The Israeli authorities have reopened the Al-Aqsa mosque in east Jerusalem after closing it after the wounding of the right-wing Jewish activist and the killing of the Palestinian man police had accused of shooting him.
The compound - known to Jews as the Temple Mount and to Muslims as al-Haram al-Sharif - is the holiest site in Judaism, and contains the al-Aqsa Mosque - the third holiest site in Islam.
It was reopened ahead of Muslim Friday prayers, but with entry restricted to those over 50 amid fears of unrest after Friday prayers, the BBC reports.
A spokesperson for Palestinian President Mahmoud Abbas had described the closure of the mosque as tantamount to a declaration of war.
Earlier, Israeli security forces also restricted mourners at the burial ceremony of the Palestinian man who was killed by the police after being accused of shooting the outspoken Jewish activist, Yehuda Glick.
Rabbi Glic, a campaigner for more Jewish prayer rights at the Temple Mount/al-Haram al-Sharif, was wounded and remains on life support.
Palestinian Moataz Hejazi, 32, was shot after opening fire when police surrounded his home.
Mr Hejazi's cousin alleges that he was shot by police after being detained within his house. Israeli police say Mr Hejazi was killed after he began shooting at police who then opened fire in response.
Angry crowds gathered in Arab East Jerusalem near Hejazi's home as news spread that he had been shot.
Police used tear gas and rubber bullets against stone-throwing youths.
There was also a small demonstration by far-right Israelis outside the holy site, with several arrested for attempting to enter it.

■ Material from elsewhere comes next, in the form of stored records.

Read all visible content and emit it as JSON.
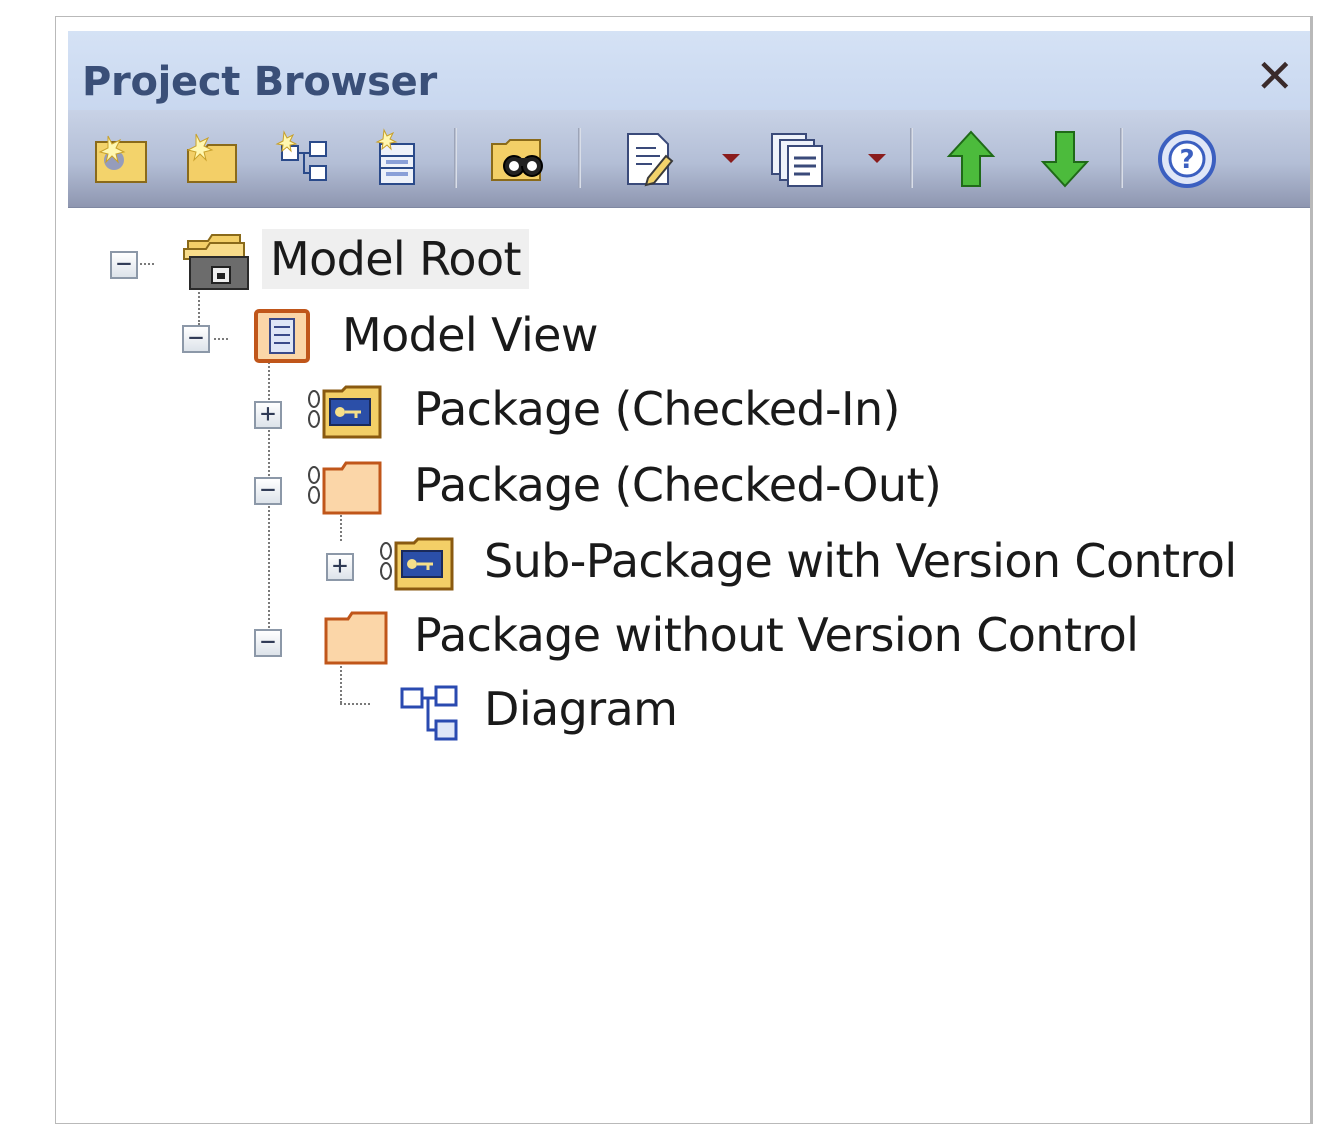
{
  "window": {
    "title": "Project Browser",
    "close_glyph": "✕"
  },
  "toolbar": {
    "buttons": [
      {
        "name": "new-model-package-icon"
      },
      {
        "name": "new-package-icon"
      },
      {
        "name": "new-diagram-icon"
      },
      {
        "name": "new-element-icon"
      },
      {
        "name": "find-in-browser-icon"
      },
      {
        "name": "add-to-document-icon"
      },
      {
        "name": "documentation-options-icon"
      },
      {
        "name": "move-up-icon"
      },
      {
        "name": "move-down-icon"
      },
      {
        "name": "help-icon"
      }
    ]
  },
  "tree": {
    "model_root": "Model Root",
    "model_view": "Model View",
    "package_checked_in": "Package (Checked-In)",
    "package_checked_out": "Package (Checked-Out)",
    "sub_package": "Sub-Package with Version Control",
    "package_no_vc": "Package without Version Control",
    "diagram": "Diagram"
  },
  "expanders": {
    "collapse": "−",
    "expand": "+"
  },
  "colors": {
    "title_text": "#3a4f78",
    "titlebar_bg": "#cddbf2",
    "folder_fill": "#fbd6a8",
    "folder_stroke": "#c58a3a",
    "arrow_up": "#3aa63a",
    "arrow_down": "#3aa63a",
    "help_ring": "#3b5fc0"
  }
}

Palestinians hold the Israeli government responsible for a "dangerous act", Mr Abbas was quoted as saying by spokesperson Nabil Abu Rudeina, AFP reports.